Last weekend I looked at state funding for more established writers. This weekend was Open Mike weekend, in which unpublished authors up to the age of 35 get a shot at stardom and cash. In Germany, 35 is a magical cut-off date after which you are old. Practically overnight, you're no longer entitled to enter young people's literary competitions and in return, you can get a free check-up from your doctor. But I digress.
Open Mike is a literary institution run by the Literaturwerkstatt Berlin, propelling talented writers to genuine fame for the past 17 years. The list of previous winners includes Julia Franck, Karen Duve, Jochen Schmidt, Tim Krohn, Terézia Mora, Tilman Rammstedt, Zsuzsa Bánk... plenty of big names in what they call "young German literature". Now, the finalists don't just read their texts before a rather large and no doubt rather intimidating audience. They're also treated to a colloquium beforehand (on "what is contemporary about contemporary literature?" - I couldn't get a straight answer when I asked what the outcome was). Plus they meet previous winners, and afterwards they get to work on their texts with experienced editors, whether they win or not. The three winners get a fairly modest sum of money and an indecent amount of attention from publishers.
The finalists are chosen by a team of six editors, each of whom gets their own personal slush-pile of around 120 submissions.

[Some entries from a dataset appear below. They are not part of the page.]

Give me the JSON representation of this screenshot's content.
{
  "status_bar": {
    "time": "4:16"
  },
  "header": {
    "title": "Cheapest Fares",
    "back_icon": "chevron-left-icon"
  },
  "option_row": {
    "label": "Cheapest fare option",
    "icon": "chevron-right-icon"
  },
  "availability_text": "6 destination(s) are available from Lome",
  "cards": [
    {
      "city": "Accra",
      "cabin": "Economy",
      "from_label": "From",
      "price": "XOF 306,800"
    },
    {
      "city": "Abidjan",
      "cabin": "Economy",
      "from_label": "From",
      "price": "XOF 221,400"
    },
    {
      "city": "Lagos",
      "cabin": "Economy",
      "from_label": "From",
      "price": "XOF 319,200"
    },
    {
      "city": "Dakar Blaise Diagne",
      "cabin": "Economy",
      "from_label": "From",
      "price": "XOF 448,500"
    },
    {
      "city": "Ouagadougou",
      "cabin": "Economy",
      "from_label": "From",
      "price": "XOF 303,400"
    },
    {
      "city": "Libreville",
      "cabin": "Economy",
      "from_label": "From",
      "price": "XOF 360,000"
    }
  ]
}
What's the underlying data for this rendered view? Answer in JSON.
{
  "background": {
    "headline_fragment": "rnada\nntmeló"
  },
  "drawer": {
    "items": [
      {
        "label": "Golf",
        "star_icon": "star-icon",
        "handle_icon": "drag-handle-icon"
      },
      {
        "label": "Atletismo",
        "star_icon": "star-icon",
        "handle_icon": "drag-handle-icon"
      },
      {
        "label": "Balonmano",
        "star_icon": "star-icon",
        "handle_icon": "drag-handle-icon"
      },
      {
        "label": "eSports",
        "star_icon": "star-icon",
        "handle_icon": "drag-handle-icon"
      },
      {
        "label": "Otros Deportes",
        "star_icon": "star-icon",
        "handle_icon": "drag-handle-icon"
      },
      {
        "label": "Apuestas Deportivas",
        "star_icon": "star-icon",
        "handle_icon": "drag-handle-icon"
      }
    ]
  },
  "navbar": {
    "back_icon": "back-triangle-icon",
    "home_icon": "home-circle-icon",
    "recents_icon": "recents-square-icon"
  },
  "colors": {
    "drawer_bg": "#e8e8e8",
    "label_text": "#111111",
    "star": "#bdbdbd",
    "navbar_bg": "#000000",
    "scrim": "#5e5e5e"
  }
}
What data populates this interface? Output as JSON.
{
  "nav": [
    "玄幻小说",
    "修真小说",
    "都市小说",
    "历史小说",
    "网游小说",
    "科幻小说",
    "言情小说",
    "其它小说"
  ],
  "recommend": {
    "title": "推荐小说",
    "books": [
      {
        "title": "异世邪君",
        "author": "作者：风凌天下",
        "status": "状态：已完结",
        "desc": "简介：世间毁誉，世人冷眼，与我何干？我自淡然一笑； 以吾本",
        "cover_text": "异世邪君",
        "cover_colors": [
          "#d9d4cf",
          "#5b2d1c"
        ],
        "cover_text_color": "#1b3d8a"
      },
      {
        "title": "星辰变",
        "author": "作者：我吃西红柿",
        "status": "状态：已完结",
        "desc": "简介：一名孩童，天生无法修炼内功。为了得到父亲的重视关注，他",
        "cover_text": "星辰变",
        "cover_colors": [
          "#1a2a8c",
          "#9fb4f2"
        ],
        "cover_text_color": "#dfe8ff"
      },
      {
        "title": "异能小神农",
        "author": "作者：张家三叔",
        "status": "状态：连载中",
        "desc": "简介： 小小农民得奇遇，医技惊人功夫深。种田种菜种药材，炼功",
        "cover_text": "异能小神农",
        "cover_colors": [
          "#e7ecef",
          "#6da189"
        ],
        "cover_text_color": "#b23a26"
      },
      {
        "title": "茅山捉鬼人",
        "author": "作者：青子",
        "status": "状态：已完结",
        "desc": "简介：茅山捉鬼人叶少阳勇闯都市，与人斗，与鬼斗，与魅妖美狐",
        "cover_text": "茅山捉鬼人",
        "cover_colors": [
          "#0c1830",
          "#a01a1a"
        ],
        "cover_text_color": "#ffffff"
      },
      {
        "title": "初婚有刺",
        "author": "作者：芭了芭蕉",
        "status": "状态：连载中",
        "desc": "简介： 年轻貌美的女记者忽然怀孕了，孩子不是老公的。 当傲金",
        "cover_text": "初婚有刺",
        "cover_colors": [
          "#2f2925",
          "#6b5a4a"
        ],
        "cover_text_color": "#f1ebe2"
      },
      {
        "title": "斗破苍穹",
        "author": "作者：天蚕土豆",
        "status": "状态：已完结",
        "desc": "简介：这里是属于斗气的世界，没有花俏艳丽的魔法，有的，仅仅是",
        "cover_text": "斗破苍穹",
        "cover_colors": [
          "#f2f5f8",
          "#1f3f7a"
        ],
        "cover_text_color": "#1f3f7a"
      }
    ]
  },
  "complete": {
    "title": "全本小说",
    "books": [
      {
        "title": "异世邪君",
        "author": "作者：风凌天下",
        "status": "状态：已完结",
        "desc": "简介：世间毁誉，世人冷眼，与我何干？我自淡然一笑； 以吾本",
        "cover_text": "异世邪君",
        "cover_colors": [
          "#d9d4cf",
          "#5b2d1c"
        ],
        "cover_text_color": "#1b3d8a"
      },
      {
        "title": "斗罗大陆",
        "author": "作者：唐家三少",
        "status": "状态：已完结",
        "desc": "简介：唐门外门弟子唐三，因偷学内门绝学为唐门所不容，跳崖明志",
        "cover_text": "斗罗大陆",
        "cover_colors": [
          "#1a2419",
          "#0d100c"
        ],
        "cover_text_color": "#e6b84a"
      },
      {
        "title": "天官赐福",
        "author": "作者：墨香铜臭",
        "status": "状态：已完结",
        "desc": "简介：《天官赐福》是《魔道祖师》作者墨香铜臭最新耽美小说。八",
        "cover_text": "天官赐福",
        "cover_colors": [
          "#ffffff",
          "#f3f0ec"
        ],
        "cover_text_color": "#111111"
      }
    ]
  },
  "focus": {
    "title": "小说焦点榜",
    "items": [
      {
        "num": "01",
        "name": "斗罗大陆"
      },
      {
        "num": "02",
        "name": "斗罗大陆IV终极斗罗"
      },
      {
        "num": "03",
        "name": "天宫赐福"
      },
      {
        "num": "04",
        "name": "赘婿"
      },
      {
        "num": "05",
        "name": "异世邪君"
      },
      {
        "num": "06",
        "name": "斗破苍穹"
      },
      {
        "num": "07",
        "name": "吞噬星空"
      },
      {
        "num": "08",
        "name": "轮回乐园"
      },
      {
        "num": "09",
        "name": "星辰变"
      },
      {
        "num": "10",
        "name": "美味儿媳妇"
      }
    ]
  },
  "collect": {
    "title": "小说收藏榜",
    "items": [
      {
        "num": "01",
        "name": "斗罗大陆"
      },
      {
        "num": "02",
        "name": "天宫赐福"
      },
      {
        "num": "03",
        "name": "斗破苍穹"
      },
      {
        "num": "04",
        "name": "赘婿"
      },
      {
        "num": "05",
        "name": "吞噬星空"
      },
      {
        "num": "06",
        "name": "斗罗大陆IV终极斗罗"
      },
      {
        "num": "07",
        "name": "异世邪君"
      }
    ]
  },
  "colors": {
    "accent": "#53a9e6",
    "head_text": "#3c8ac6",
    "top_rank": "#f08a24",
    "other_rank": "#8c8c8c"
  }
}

The idea is to simulate the actual publishing world, apparently - and the editors did a pretty good job of simulating all that familiar moaning and groaning about the quality of unsolicited manuscripts. But in the end, 20 finalists were selected, six poets and the rest prose writers.
And then the whole world gathers together in my least favourite Berlin venue, the Wabe, for two days. I went along on Saturday and then cheated by just turning up for the announcement ceremony on the second day. Because I felt I ought to spend some time with my family over the weekend – and because it was frankly exhausting. The audience seemed to be made up entirely out of editors, agents, journalists, people who had applied but weren't taken, and the contestants' friends - which meant there was a huge amount of bitching going on.
I'm not going to list who read what. If you're interested, see goldblog for an entertaining blow-by-blow description, or buy the book. One enduring impression though is that almost all young German-language writers feel compelled to include at least one poorly pronounced English phrase in their texts, mainly for no discernible reason. Another is that the young generation is not much better than their elders when it comes to ignoring anyone who isn't white*, beyond certain clichés (domestic staff, sexually available, criminal). And of course there were a hell of a lot of first-person narrators, who were often difficult to distinguish from the writers. The texts that stood out, for me, were those that ventured further afield - Jan Sprenger to China, Lutz Woellert to Ellis Island, Ondrej Cikán to a fantasy cowboy-inhabited New Mexico, to name a few.
Matthias Senkel for a dizzying, funny piece about a family history that I too rather admired, Inger-Maria Mahlke for a confusing and well-written fragment culminating in an old man touching an unexpected pair of breasts, and Konstantin Ames for acrobatic poetry. As it turns out, all three of them have some connection to the DLL creative writing school in Leipzig...
It's probably safe to say you may well hear these names again in future. Matthias Senkel also won the audience prize, voted on by a handful of mere mortals rather than the three judges (Kathrin Röggla, Ursula Krechel, Jens Sparschuh). I'll post a link to his text when it appears in the taz as a result.
*By "white" I actually mean German or Western European or American. There are plenty of clichéd Eastern Europeans out there - research has shown that Germans have always loved people from countries to their west and hated everyone from eastwards. To put it rather simply.